(Try it): Tally the lines below that contain the word "time", then give the tally and nothing more.

START Provided data

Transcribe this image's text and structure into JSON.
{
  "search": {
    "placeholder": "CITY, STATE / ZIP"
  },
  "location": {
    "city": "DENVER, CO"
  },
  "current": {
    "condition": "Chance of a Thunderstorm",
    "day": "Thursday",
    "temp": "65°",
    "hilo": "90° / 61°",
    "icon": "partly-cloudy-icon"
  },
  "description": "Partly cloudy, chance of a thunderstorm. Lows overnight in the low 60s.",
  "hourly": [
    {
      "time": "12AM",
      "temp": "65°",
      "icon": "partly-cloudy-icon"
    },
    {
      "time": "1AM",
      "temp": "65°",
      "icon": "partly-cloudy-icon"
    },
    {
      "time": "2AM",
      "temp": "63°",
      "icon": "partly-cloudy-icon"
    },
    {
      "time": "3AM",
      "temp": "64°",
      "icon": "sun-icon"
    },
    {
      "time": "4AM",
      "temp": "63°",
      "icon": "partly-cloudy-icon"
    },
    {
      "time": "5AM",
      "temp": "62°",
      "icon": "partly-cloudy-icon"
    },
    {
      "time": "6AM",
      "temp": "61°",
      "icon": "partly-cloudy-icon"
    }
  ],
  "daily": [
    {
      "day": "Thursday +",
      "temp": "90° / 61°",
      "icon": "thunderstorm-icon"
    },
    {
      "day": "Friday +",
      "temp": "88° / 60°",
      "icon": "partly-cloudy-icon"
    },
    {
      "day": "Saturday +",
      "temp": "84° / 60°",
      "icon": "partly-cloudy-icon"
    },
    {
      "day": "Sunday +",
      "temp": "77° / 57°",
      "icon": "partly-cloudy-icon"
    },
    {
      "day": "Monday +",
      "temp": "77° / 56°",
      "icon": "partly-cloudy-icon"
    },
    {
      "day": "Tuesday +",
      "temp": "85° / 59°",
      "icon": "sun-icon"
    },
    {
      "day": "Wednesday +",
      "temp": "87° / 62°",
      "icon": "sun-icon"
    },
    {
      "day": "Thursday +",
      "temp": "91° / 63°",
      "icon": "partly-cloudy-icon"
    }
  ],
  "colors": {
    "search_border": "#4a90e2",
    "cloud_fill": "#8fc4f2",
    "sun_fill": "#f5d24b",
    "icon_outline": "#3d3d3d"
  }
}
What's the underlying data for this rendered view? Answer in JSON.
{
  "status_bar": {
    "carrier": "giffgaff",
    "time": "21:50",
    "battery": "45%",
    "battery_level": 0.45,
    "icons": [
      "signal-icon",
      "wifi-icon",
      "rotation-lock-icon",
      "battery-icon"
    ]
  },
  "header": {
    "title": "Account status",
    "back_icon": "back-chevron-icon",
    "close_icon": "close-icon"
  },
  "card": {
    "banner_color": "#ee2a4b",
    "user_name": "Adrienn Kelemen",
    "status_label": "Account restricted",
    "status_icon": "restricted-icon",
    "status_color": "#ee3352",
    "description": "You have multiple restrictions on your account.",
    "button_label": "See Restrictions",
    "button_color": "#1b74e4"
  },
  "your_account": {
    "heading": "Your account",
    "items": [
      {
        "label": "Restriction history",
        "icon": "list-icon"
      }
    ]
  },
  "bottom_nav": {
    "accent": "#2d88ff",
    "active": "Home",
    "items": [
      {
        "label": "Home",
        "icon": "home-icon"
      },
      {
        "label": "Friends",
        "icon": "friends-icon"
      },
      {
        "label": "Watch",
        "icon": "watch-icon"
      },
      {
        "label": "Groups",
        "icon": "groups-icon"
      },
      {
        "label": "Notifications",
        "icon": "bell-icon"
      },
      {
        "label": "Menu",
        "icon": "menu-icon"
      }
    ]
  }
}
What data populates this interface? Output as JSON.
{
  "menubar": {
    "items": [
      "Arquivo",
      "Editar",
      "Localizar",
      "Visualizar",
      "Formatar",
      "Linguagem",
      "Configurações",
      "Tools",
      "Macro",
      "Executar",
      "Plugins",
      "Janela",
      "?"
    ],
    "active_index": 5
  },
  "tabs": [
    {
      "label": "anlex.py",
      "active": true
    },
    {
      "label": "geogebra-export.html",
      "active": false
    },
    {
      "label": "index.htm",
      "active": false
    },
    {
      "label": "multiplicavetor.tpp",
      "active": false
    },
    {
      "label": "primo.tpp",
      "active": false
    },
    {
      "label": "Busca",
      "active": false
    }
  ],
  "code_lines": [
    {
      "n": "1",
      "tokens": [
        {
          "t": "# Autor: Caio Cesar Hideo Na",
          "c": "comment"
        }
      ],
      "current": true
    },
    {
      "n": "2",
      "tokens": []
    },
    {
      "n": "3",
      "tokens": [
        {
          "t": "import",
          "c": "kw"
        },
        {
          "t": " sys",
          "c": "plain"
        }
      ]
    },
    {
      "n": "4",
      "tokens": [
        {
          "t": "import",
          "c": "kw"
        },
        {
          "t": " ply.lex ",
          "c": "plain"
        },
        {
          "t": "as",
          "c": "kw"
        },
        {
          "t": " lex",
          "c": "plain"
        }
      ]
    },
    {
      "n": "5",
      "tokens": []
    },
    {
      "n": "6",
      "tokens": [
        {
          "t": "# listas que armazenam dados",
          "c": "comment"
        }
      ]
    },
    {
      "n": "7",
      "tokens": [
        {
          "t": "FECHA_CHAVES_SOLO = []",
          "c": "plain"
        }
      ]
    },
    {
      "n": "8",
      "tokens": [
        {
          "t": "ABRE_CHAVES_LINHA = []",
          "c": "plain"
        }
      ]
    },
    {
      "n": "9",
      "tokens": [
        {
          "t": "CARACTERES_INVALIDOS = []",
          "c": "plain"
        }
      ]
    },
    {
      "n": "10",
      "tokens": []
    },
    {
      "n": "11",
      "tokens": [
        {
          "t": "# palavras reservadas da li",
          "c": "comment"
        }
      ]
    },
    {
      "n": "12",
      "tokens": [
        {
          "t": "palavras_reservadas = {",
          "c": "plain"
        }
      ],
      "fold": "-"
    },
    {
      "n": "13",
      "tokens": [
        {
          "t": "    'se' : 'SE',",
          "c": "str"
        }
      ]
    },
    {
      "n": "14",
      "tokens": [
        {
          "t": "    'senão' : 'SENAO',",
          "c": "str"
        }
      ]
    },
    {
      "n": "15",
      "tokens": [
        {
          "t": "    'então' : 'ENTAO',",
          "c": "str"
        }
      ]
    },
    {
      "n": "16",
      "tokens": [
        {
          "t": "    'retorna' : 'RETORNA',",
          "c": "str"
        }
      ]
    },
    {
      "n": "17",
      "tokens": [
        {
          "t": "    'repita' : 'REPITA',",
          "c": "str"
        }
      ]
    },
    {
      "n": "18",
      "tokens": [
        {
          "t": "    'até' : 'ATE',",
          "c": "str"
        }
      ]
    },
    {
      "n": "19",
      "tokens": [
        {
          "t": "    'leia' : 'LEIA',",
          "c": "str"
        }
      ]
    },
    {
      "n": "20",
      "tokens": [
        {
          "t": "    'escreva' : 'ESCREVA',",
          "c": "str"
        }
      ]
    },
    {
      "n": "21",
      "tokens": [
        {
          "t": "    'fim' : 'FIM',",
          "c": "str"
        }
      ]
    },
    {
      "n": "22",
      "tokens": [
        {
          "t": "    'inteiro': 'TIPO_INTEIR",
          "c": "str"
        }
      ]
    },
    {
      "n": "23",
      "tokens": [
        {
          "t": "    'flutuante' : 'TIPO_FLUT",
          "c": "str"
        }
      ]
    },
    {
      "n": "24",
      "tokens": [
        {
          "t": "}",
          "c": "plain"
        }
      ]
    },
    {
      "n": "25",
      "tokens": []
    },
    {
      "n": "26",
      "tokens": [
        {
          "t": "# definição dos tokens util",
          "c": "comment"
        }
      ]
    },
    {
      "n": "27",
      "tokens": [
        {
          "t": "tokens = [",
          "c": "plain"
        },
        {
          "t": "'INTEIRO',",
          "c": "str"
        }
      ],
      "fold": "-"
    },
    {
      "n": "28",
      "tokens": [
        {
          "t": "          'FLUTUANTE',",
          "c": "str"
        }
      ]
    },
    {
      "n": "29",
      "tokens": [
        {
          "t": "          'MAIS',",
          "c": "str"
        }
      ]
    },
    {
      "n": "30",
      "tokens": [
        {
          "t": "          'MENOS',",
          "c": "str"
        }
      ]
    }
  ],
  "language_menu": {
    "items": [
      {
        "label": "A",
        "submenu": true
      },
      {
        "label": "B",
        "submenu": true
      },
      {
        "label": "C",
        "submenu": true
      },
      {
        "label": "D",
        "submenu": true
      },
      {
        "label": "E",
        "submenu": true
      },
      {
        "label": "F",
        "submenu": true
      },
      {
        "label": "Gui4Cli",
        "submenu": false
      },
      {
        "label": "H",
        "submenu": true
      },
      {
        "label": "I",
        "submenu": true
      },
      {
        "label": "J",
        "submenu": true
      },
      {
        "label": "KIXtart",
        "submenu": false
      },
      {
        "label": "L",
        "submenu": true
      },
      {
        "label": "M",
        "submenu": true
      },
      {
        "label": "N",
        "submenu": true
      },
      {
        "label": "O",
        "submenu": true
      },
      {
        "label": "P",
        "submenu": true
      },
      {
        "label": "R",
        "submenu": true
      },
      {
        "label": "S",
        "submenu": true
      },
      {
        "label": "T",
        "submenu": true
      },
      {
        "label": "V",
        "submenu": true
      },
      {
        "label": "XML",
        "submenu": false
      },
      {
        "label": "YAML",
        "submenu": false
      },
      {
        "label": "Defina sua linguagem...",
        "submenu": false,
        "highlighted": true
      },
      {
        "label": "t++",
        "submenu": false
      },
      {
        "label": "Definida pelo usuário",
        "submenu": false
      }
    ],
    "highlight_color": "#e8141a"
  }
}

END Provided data

(Task answer): 8